Leah Hazard has been a midwife for some years and Hard Pushed takes you right back to the rigours of her years of training, the anxieties around setting foot on her first shifts and ‘catching’ actual babies, right up to the present day where Leah is still a practicing midwife. Of course there are many stories in between!
Leah gives a little introduction before each chapter, detailing the subject she is about to discuss or the story she is about to tell, they are often entitled ‘Notes about:’ I thought this was a very nice touch. The various subjects Leah tackles include, the struggles with language barriers and communication, women who ‘shouldn’t be having a baby’, gravely ill women, women who struggle post-natally, still births and death and a myriad other labour stories all showing the strength and determination of women in the face of adversity and sometimes life and death situations.
Some of the stories Leah tells will stay with me forever. Each of the women’s stories are individual, deftly and sympathetically told. I almost need to know how they’re getting on now, particularly the case with a young girl named Crystal who’s story is not fully played out to its conclusion.
Leah almost plays a peripheral part to these women’s stories and I don’t mean that in a derogatory way at all. She is adept at telling a story, recounting her memories but making the women the central focus. Allowing them to take the forefront and portray their various troubles or successes.
There is no doubt that midwives do an extremely demanding and important job. I knew this before i’d even opened the book. However, Leah gives a very in-depth, sometimes shocking picture of just how stretched the NHS is not only in the area of midwifery but all departments in general. There are times when the hospital has to literally turn away labouring women and send them to hospitals in the surrounding areas because there simply aren’t enough beds or enough staff to care for them. Leah is often rushed off her feet during her shift, but that phrase seems a little asinine and doesn’t do the real situation justice. There are times when Leah and her colleagues do not get a break, can’t even grab a drink or a mouthful of food or even go for a quick toilet break. Leah does address the fact that an awful lot of midwives are on anti-depressants, a number of them quit the job within the first year or two and she herself tells a story of when she simply felt so ill and anxious that she had to walk out of the department and go home for some rest.
This book really opened my eyes to how tirelessly these midwives work. The adrenaline inducing situations that they are placed in and the anxiety of what lies ahead at the start of each shift.

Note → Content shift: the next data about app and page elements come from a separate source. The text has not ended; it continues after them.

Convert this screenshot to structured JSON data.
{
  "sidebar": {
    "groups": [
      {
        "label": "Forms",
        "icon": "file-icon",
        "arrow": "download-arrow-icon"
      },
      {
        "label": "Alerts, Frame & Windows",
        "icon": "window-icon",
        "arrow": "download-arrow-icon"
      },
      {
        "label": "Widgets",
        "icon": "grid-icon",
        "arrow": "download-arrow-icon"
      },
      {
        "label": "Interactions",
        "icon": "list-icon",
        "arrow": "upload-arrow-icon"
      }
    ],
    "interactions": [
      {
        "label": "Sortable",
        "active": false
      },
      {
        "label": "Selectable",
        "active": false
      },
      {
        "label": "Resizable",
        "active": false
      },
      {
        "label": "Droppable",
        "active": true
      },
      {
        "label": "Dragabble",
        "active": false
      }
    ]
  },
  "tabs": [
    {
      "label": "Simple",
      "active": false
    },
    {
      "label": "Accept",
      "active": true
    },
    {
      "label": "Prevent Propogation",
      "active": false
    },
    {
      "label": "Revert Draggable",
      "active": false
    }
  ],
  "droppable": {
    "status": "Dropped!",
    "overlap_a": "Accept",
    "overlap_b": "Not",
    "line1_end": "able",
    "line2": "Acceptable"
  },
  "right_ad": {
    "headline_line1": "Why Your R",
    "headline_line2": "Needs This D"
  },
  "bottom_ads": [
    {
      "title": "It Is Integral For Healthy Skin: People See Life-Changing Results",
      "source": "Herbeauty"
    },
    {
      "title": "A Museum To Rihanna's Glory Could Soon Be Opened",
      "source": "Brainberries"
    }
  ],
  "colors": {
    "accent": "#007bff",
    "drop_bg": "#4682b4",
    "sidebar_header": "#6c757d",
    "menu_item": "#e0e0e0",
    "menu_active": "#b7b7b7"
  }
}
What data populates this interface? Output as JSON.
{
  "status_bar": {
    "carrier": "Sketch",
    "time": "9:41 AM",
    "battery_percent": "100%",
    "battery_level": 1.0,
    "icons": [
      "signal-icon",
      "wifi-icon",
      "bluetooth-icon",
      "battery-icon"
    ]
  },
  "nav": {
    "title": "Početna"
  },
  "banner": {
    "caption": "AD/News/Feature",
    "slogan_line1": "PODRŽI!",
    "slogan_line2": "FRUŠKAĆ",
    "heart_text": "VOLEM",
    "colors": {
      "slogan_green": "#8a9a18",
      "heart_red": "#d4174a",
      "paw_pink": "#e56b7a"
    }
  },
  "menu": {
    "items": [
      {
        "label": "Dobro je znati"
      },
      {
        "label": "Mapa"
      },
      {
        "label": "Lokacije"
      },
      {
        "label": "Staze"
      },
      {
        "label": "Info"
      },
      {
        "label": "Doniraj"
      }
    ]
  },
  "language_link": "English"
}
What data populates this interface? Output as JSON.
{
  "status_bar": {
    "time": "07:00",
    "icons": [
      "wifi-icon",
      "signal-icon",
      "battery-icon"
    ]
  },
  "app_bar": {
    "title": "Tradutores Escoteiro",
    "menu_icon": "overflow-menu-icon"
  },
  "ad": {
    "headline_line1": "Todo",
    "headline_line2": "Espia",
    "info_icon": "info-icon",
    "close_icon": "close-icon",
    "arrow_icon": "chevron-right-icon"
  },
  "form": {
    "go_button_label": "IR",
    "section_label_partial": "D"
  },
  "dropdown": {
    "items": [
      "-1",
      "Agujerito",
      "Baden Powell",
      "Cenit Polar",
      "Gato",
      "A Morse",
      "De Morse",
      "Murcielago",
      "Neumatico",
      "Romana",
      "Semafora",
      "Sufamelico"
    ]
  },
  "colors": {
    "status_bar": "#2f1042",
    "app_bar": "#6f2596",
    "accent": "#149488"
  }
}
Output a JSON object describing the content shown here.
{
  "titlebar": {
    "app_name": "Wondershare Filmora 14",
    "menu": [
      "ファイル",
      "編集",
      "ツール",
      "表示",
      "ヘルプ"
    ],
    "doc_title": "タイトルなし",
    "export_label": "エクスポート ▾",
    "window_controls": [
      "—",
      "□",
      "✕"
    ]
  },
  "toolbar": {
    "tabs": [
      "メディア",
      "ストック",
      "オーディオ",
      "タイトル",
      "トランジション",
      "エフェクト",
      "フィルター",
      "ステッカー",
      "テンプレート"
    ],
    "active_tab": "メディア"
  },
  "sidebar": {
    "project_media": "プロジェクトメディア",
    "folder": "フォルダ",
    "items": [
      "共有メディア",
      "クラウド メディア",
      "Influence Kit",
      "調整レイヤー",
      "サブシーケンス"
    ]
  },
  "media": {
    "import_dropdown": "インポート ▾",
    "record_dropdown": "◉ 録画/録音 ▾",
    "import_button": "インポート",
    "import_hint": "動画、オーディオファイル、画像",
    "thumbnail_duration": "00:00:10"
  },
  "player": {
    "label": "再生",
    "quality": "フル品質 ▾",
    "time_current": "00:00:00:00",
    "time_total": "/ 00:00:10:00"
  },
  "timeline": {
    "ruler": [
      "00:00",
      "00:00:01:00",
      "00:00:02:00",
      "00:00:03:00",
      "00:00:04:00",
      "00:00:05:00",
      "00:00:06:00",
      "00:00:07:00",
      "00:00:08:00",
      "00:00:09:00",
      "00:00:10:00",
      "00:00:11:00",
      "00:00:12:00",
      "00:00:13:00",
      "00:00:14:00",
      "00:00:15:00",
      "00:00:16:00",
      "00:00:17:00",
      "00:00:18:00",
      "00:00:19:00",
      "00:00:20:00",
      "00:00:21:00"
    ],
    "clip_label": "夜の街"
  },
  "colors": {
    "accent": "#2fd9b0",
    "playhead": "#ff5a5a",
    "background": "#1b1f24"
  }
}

They have such a huge responsibility on their shoulders, the like of which I cannot really comprehend.
Leah comes across as such a lovely person and a wonderful midwife. Caring, compassionate, going above and beyond the call of duty to ensure that these women have as safe and comfortable labour as possible. I would have loved her as my midwife!
If you have an interest in childbirth/medical memoirs and a behind the curtain look at the NHS then this book is for you.
There are of course some heartbreaking stories and some tough subjects to read about but I think Leah’s stories and the stories of these women need to be heard.
Thank you very much to the publisher for my advanced review copy.
See you soon.
Amanda – Bookish Chat xx